A Model of Vision
Eve Listening to the Voice
Hårleman's Anatomy
High Art Life After the Deluge
In the Green Room
Movement of the Soul
Natural Selection
Imitation of Life
Painters of Modern Life
Painting after Nature
The Abduction of Helen
The Anatomy Class
The Art Functionary
The Artist, The Model, The Art Critic and The Spectator
The Pencil Of Nature
The Judgement of Paris
The Rediscovery of Antiquity
The Order of Things
What is Human?

Academies 1994–2005

Begun in 1993 during a visiting professorship in Sweden, Academies interrogates the history of ideas that underpin western aesthetics. Within the spaces of the Royal Academy Schools in London, the Royal Academy of Art in Stockholm, and the Repin Institute in St Petersburg, Knorr reflects upon the relationship between the production of western art in the academy and the transmission and reproduction of such ideas through the museum. The series explores the foundation myths of European fine art culture and the link to national identity and patrimony.

Fine art academies were formed throughout Europe from the 16th century by decree or Royal patronage in order to promote a sense of national culture. Advocating an intellectualization of the gaze (through drawing, perspective and geometry) and a study of the liberal arts, such institutions aimed to differentiate the academic artist from the mechanical and technical work of the artisan.
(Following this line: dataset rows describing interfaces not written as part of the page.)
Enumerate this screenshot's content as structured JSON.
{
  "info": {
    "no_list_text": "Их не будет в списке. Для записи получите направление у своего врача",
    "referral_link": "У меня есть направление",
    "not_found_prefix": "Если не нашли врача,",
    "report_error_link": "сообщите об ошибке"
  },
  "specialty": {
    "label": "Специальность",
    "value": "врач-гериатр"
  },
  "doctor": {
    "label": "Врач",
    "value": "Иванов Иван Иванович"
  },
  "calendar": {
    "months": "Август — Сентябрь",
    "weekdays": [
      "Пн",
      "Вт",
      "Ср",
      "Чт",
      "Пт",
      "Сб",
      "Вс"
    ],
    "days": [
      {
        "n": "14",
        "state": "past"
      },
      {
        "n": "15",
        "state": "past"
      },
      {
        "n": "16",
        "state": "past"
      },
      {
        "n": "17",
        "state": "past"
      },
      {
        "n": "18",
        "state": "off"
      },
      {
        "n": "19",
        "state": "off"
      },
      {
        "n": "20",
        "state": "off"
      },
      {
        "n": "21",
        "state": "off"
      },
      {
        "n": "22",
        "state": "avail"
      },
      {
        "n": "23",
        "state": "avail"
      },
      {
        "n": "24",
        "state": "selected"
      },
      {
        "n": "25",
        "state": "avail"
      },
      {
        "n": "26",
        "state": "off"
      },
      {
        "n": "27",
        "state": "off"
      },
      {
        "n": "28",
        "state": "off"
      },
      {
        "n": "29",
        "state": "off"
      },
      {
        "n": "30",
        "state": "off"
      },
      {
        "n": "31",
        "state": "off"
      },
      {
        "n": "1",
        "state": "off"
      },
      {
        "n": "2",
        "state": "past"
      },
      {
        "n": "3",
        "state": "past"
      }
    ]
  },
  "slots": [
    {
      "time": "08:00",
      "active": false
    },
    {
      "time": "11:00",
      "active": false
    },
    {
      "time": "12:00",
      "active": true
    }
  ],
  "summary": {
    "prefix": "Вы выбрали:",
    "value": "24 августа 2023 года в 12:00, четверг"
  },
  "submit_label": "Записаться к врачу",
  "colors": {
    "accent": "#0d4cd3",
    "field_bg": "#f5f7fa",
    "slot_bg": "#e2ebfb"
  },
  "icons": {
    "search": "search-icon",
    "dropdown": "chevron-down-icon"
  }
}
Academies sets up a critical gaze, examining the remnants of this Eurocentric classical aesthetic fostered within the academy and still displayed in European museums. Knorr searches for ways to trouble the realist endeavor: through captioning and use of titles and through the framing and presentation of the photographic object, using brass plaques to parody an academic style.
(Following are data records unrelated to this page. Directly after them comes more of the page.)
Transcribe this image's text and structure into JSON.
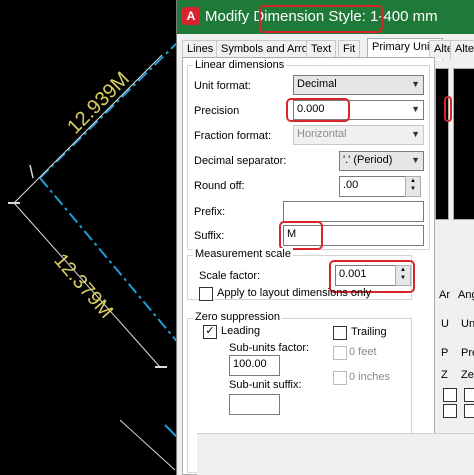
{
  "dialog": {
    "title": "Modify Dimension Style: 1-400 mm",
    "logo_letter": "A",
    "tabs": [
      "Lines",
      "Symbols and Arrows",
      "Text",
      "Fit",
      "Primary Units",
      "Alte",
      "Altern"
    ],
    "active_tab": "Primary Units"
  },
  "cad": {
    "dim_text_1": "12.939M",
    "dim_text_2": "12.379M",
    "line_color": "#1e9bd7",
    "text_color": "#d8cf63"
  },
  "linear": {
    "group_label": "Linear dimensions",
    "unit_format_label": "Unit format:",
    "unit_format_value": "Decimal",
    "precision_label": "Precision",
    "precision_value": "0.000",
    "fraction_format_label": "Fraction format:",
    "fraction_format_value": "Horizontal",
    "decimal_separator_label": "Decimal separator:",
    "decimal_separator_value": "'.' (Period)",
    "round_off_label": "Round off:",
    "round_off_value": ".00",
    "prefix_label": "Prefix:",
    "prefix_value": "",
    "suffix_label": "Suffix:",
    "suffix_value": "M"
  },
  "measurement": {
    "group_label": "Measurement scale",
    "scale_factor_label": "Scale factor:",
    "scale_factor_value": "0.001",
    "apply_layout_label": "Apply to layout dimensions only"
  },
  "zero": {
    "group_label": "Zero suppression",
    "leading_label": "Leading",
    "trailing_label": "Trailing",
    "sub_units_factor_label": "Sub-units factor:",
    "sub_units_factor_value": "100.00",
    "sub_unit_suffix_label": "Sub-unit suffix:",
    "sub_unit_suffix_value": "",
    "feet_label": "0 feet",
    "inches_label": "0 inches"
  },
  "right_column": {
    "ar": "Ar",
    "ang": "Ang",
    "u": "U",
    "uni": "Uni",
    "p": "P",
    "pre": "Pre",
    "z": "Z",
    "zer": "Zer"
  },
  "highlight_color": "#d9262a"
}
Taxidermised creatures and props create a dialogue with the history of each of the sites. Animals from natural history collections are placed amid old master paintings; monkeys cavort within the sculpture collection of the Musee d’Orsay. Referencing the 18th century trope of the ape-as-painter, Knorr links the theme of the academy to the issue of mimesis and imitation, whilst the mandrill ape holding Eduard Zitsel’s book Le Genie becomes “The Art Functionary” looking for the next artistic genius to promote. Wolves, parrots and apes roam freely around the museum and the academy. These taxidermied specimens invite a suspension of disbelief when photographed, interrogating the boundaries between the human and nonhuman. Unabashedly stuffed, they appear at their most alive in the photograph: a simulacrum of ‘life’ through the cadaver of an animal.
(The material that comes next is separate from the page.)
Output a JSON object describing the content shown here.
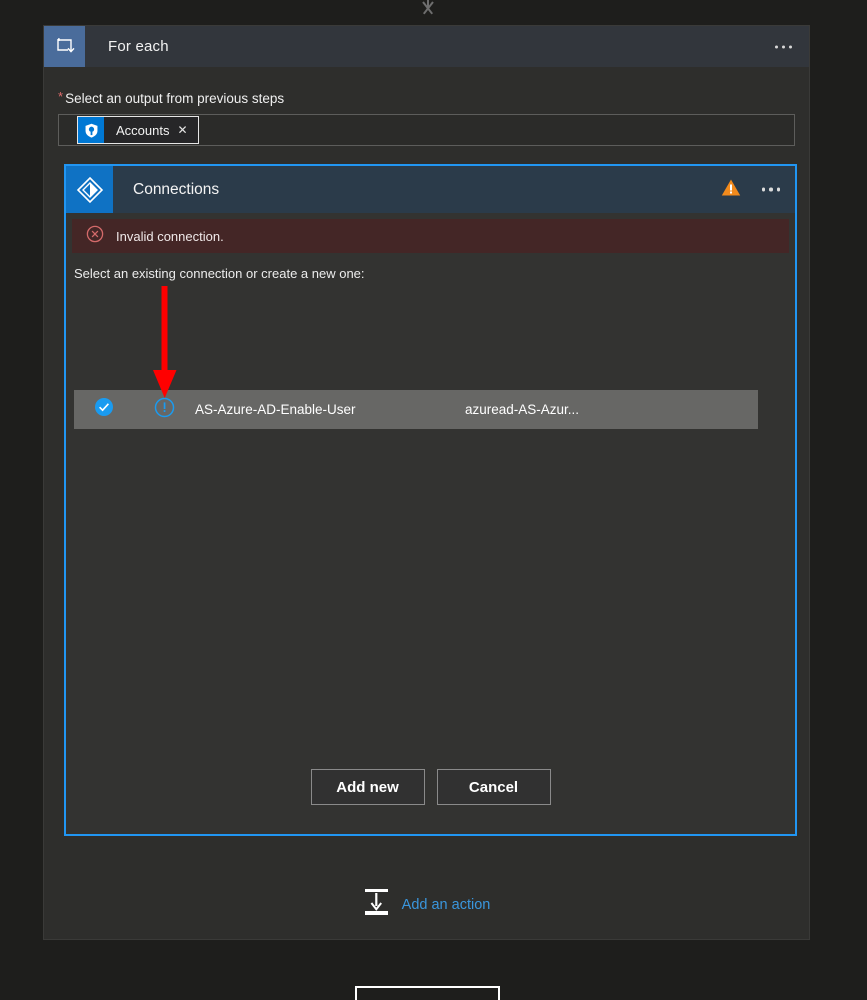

In wandering freely around these spaces, the animals escape the picture frame and displace the environment that nonetheless defines them, an anarchic moment within the frozen interior of the museum. Further transgressive elements are introduced into the scenes. A black hand caressing the inanimate beauty of Canova’s nymph transgresses the taboo of touch, just as a woman roaming through the Royal Academy breaks the rules of a rigidly patriarchal institution. The questions Knorr raised in the 1990’s still seem pertinent. What is the status of women and ethnic minorities in the academy in the 21st century? Are academies and museums still privileged sites promoting national identity?